## TRY IT
Locate each line below that includes "chevron" and reproduce it.

Records excerpted from a collection:
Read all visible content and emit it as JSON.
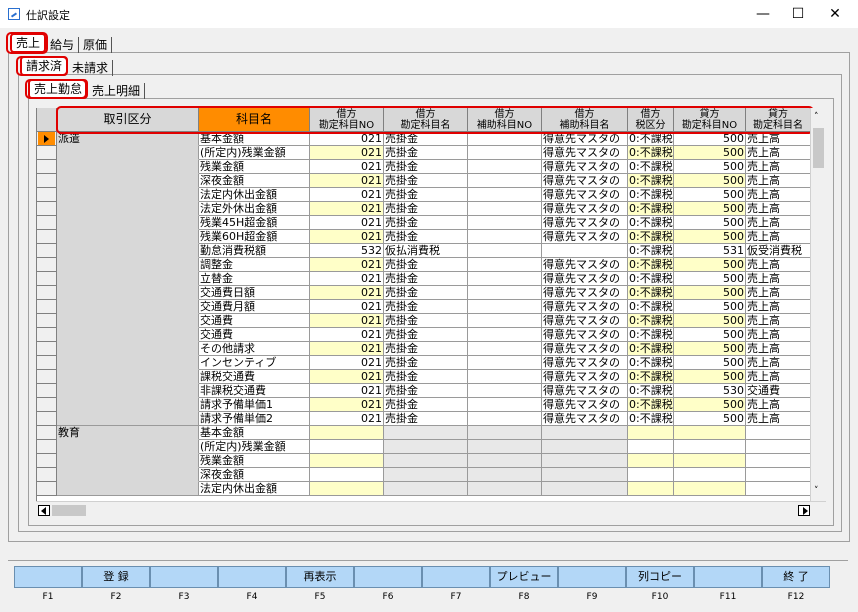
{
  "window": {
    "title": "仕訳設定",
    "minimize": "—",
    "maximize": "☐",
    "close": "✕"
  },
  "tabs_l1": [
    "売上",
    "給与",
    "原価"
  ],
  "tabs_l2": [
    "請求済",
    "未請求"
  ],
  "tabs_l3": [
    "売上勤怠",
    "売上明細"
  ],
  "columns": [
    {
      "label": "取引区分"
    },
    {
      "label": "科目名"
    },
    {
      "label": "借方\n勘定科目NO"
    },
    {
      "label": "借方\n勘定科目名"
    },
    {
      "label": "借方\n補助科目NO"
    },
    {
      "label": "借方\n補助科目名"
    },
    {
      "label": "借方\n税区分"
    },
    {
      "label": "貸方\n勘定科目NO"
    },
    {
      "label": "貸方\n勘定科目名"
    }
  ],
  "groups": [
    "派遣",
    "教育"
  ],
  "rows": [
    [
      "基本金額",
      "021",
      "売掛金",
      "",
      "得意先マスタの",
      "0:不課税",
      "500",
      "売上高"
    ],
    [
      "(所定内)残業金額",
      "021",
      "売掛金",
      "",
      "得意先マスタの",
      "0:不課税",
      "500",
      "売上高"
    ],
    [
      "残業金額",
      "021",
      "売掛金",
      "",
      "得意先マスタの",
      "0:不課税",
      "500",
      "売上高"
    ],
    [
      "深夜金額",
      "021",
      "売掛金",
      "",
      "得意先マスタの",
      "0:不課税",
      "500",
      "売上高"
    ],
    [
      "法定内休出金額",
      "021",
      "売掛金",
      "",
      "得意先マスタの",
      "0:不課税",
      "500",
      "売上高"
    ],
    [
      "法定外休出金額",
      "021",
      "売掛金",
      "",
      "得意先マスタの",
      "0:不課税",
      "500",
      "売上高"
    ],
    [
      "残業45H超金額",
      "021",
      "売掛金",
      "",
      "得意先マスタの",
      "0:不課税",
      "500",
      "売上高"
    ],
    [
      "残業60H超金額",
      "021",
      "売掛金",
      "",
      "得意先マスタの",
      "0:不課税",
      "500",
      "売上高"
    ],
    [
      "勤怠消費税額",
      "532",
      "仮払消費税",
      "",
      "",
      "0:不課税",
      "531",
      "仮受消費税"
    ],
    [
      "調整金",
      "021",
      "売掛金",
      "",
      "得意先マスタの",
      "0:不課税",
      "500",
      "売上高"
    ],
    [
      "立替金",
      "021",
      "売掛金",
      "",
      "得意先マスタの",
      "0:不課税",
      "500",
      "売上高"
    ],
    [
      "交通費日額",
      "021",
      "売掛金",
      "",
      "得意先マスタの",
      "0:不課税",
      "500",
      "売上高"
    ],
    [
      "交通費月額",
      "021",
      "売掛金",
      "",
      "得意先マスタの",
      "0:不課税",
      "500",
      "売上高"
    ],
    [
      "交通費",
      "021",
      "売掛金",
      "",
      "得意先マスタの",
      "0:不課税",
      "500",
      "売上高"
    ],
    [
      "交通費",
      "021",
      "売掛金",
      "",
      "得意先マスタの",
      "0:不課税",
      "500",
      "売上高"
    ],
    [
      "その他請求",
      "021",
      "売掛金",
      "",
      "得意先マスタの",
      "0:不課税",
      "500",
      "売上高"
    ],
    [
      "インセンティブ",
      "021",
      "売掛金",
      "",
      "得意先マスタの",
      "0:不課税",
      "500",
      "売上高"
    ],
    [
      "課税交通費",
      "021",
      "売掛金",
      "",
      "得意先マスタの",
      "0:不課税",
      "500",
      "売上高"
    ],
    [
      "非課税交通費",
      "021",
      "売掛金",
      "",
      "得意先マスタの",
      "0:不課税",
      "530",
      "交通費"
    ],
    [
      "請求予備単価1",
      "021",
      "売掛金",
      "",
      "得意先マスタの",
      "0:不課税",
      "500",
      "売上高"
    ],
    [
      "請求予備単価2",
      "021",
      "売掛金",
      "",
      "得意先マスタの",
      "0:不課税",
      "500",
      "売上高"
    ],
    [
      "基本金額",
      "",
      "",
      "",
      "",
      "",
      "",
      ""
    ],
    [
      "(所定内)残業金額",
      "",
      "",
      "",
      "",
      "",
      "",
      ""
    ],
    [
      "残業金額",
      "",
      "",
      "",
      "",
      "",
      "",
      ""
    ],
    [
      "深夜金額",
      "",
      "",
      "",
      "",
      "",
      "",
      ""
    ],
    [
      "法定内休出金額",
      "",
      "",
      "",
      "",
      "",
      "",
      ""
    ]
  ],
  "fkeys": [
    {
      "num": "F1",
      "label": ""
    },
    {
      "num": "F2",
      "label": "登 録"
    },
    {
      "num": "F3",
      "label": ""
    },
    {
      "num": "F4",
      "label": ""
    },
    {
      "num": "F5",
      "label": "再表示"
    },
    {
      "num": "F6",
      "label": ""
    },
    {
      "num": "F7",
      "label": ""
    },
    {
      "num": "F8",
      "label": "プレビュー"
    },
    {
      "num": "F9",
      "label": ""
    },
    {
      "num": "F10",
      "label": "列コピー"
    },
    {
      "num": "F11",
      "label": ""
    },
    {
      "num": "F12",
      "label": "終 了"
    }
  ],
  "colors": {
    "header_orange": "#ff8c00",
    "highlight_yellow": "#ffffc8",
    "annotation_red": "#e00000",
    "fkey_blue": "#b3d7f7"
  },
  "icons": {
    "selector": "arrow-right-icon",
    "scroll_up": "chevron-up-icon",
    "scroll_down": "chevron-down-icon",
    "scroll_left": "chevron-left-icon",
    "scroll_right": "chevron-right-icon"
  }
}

## ANSWER FOR THE TASK
    "scroll_up": "chevron-up-icon",
    "scroll_down": "chevron-down-icon",
    "scroll_left": "chevron-left-icon",
    "scroll_right": "chevron-right-icon"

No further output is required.